Beyond the Great War, Arya has other business to attend to, in the form of her kill list. Melisandre and the Mountain are on the list, and while there's reason to believe she will have a role to play in both demises, those theories are better saved for future editions of Final Path. For now, let's focus on the last major kill on the call sheet: Cersei. 


There's an interpretation of Cersei's "valonqar" prophecy that allows for Arya, the younger sibling of House Stark, to kill the Lion Queen. But the infinitely more satisfying outcome is the more obvious one: Jaime killing Cersei. If Arya doesn't kill Cersei, then, will the two still meet? I'm thinking yes, they do — and it will all go awry, thanks in no small part to Arya's adventures in Braavos.
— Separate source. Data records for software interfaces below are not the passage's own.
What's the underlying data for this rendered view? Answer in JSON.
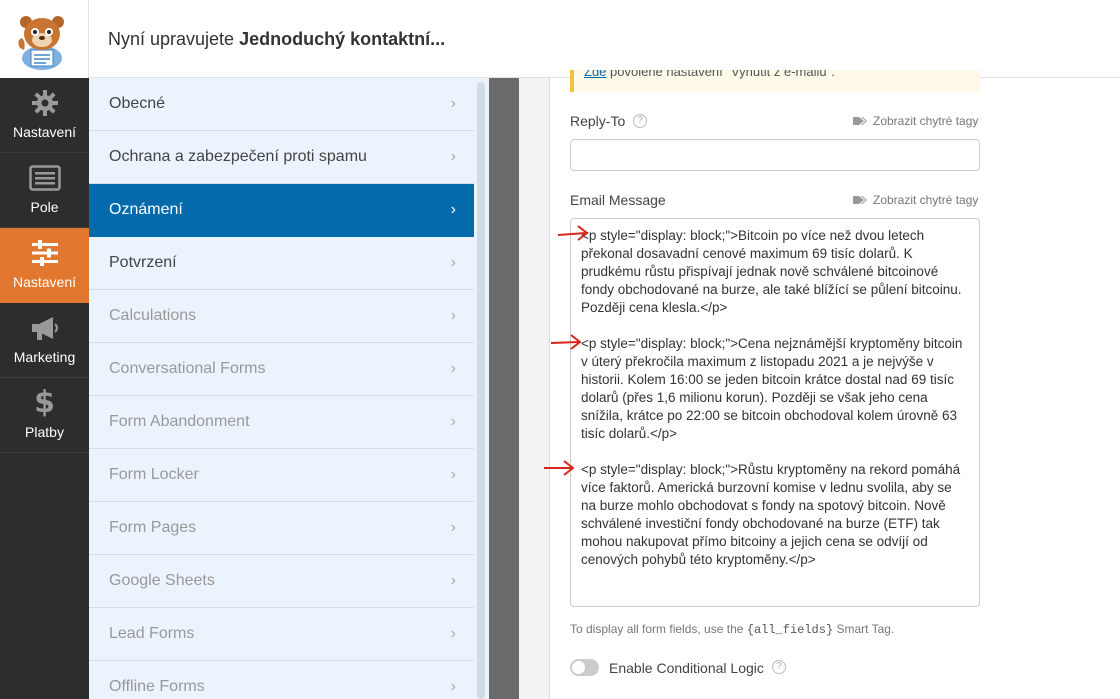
{
  "header": {
    "title_prefix": "Nyní upravujete ",
    "title_form": "Jednoduchý kontaktní..."
  },
  "leftnav": {
    "items": [
      {
        "label": "Nastavení",
        "icon": "gear-icon"
      },
      {
        "label": "Pole",
        "icon": "fields-icon"
      },
      {
        "label": "Nastavení",
        "icon": "sliders-icon",
        "active": true
      },
      {
        "label": "Marketing",
        "icon": "megaphone-icon"
      },
      {
        "label": "Platby",
        "icon": "dollar-icon"
      }
    ]
  },
  "settings": {
    "items": [
      {
        "label": "Obecné"
      },
      {
        "label": "Ochrana a zabezpečení proti spamu"
      },
      {
        "label": "Oznámení",
        "active": true
      },
      {
        "label": "Potvrzení"
      },
      {
        "label": "Calculations"
      },
      {
        "label": "Conversational Forms"
      },
      {
        "label": "Form Abandonment"
      },
      {
        "label": "Form Locker"
      },
      {
        "label": "Form Pages"
      },
      {
        "label": "Google Sheets"
      },
      {
        "label": "Lead Forms"
      },
      {
        "label": "Offline Forms"
      }
    ]
  },
  "notice": {
    "link": "Zde",
    "text": " povolené nastavení \"Vynutit z e-mailu\"."
  },
  "reply_to": {
    "label": "Reply-To",
    "smart_tags": "Zobrazit chytré tagy",
    "value": ""
  },
  "email_message": {
    "label": "Email Message",
    "smart_tags": "Zobrazit chytré tagy",
    "paragraphs": [
      "<p style=\"display: block;\">Bitcoin po více než dvou letech překonal dosavadní cenové maximum 69 tisíc dolarů. K prudkému růstu přispívají jednak nově schválené bitcoinové fondy obchodované na burze, ale také blížící se půlení bitcoinu. Později cena klesla.</p>",
      "<p style=\"display: block;\">Cena nejznámější kryptoměny bitcoin v úterý překročila maximum z listopadu 2021 a je nejvýše v historii. Kolem 16:00 se jeden bitcoin krátce dostal nad 69 tisíc dolarů (přes 1,6 milionu korun). Později se však jeho cena snížila, krátce po 22:00 se bitcoin obchodoval kolem úrovně 63 tisíc dolarů.</p>",
      "<p style=\"display: block;\">Růstu kryptoměny na rekord pomáhá více faktorů. Americká burzovní komise v lednu svolila, aby se na burze mohlo obchodovat s fondy na spotový bitcoin. Nově schválené investiční fondy obchodované na burze (ETF) tak mohou nakupovat přímo bitcoiny a jejich cena se odvíjí od cenových pohybů této kryptoměny.</p>"
    ]
  },
  "hint": {
    "before": "To display all form fields, use the ",
    "code": "{all_fields}",
    "after": " Smart Tag."
  },
  "conditional_logic": {
    "label": "Enable Conditional Logic",
    "enabled": false
  },
  "colors": {
    "accent_orange": "#e27730",
    "active_blue": "#036aab",
    "arrow_red": "#d9251c"
  }
}
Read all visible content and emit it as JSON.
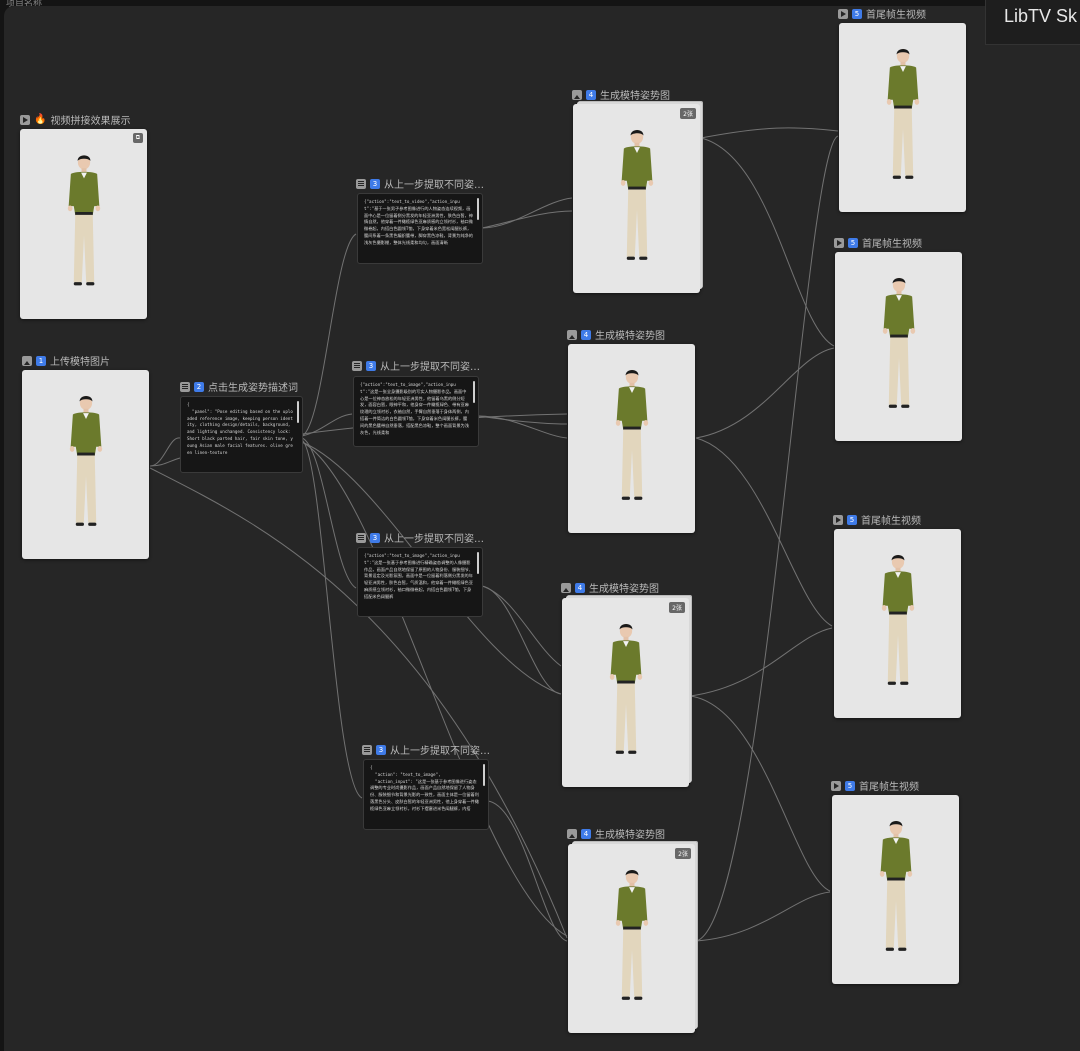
{
  "window": {
    "top_label": "项目名称",
    "side_panel_title": "LibTV Sk"
  },
  "colors": {
    "canvas_bg": "#262626",
    "node_badge": "#3f7be8",
    "wire": "#8c8c8c"
  },
  "nodes": {
    "video_showcase": {
      "icon": "play-icon",
      "emoji": "🔥",
      "title": "视频拼接效果展示"
    },
    "upload": {
      "icon": "image-icon",
      "num": "1",
      "title": "上传模特图片"
    },
    "describe": {
      "icon": "doc-icon",
      "num": "2",
      "title": "点击生成姿势描述词",
      "text": "{\n  \"panel\": \"Pose editing based on the uploaded reference image, keeping person identity, clothing design/details, background, and lighting unchanged. Consistency lock: Short black parted hair, fair skin tone, young Asian male facial features. olive green linen-texture"
    },
    "extract_1": {
      "icon": "doc-icon",
      "num": "3",
      "title": "从上一步提取不同姿…",
      "text": "{\"action\":\"text_to_video\",\"action_input\":\"基于一张男子参考图像进行的人物姿态连续视频，画面中心是一位留着侧分黑发的年轻亚洲男性，肤色白皙，神情自然，他穿着一件橄榄绿色亚麻质感的立领衬衫，袖口微微卷起，内搭白色圆领T恤，下身穿着米色宽松阔腿长裤，腰间系着一条黑色编织腰带，脚穿黑色凉鞋，背景为纯净的浅灰色摄影棚，整体光线柔和均匀，画面清晰"
    },
    "extract_2": {
      "icon": "doc-icon",
      "num": "3",
      "title": "从上一步提取不同姿…",
      "text": "{\"action\":\"text_to_image\",\"action_input\":\"这是一张全身摄影级别的写实人物摄影作品，画面中心是一位神态放松的年轻亚洲男性，他留着乌黑的侧分短发，面容白皙，眼神平和，他身穿一件橄榄绿色、带有亚麻纹理的立领衬衫，衣袖自然，手臂自然垂落于身体两侧，内搭着一件简洁的白色圆领T恤，下身穿着米色阔腿长裤，腰间的黑色腰带自然垂落，搭配黑色凉鞋，整个画面背景为浅灰色，光线柔和"
    },
    "extract_3": {
      "icon": "doc-icon",
      "num": "3",
      "title": "从上一步提取不同姿…",
      "text": "{\"action\":\"text_to_image\",\"action_input\":\"这是一张基于参考图像进行精确姿态调整的人像摄影作品，画面产品自然地保留了原图的人物身份、服装细节、背景设定及光影氛围，画面中是一位留着利落侧分黑发的年轻亚洲男性，肤色白皙，气质温和，他穿着一件橄榄绿色亚麻质感立领衬衫，袖口微微卷起，内搭白色圆领T恤，下身搭配米色阔腿裤"
    },
    "extract_4": {
      "icon": "doc-icon",
      "num": "3",
      "title": "从上一步提取不同姿…",
      "text": "{\n  \"action\": \"text_to_image\",\n  \"action_input\": \"这是一张基于参考图像进行姿态调整的专业时尚摄影作品，画面产品自然地保留了人物身份、服装细节和背景光影的一致性，画面主体是一位留着利落黑色分头、皮肤白皙的年轻亚洲男性，他上身穿着一件橄榄绿色亚麻立领衬衫，衬衫下摆塞进米色阔腿裤，内搭"
    },
    "pose_1": {
      "icon": "image-icon",
      "num": "4",
      "title": "生成模特姿势图",
      "badge": "2张"
    },
    "pose_2": {
      "icon": "image-icon",
      "num": "4",
      "title": "生成模特姿势图"
    },
    "pose_3": {
      "icon": "image-icon",
      "num": "4",
      "title": "生成模特姿势图",
      "badge": "2张"
    },
    "pose_4": {
      "icon": "image-icon",
      "num": "4",
      "title": "生成模特姿势图",
      "badge": "2张"
    },
    "video_1": {
      "icon": "play-icon",
      "num": "5",
      "title": "首尾帧生视频"
    },
    "video_2": {
      "icon": "play-icon",
      "num": "5",
      "title": "首尾帧生视频"
    },
    "video_3": {
      "icon": "play-icon",
      "num": "5",
      "title": "首尾帧生视频"
    },
    "video_4": {
      "icon": "play-icon",
      "num": "5",
      "title": "首尾帧生视频"
    }
  }
}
Enter: Lady Crane. Back in season six, Arya was tasked with assassinating the Braavosi actress, starring as Cersei Lannister in a flagrantly offensive stage play. Against the odds, Arya takes an immediate liking to Lady Crane, the woman charged with bringing notes of empathy to Cersei. At one point, Arya and Crane meet, and Arya gives some notes on Cersei Lannister's psyche: "The queen loves her son more than anything. He was taken from her before she could say goodbye. She wouldn't just cry. She would be angry. She would want to kill the person who did this to her." Projection? Sure. But Arya also cuts right to Cersei's core in those words, an unusual moment of understanding for an enemy.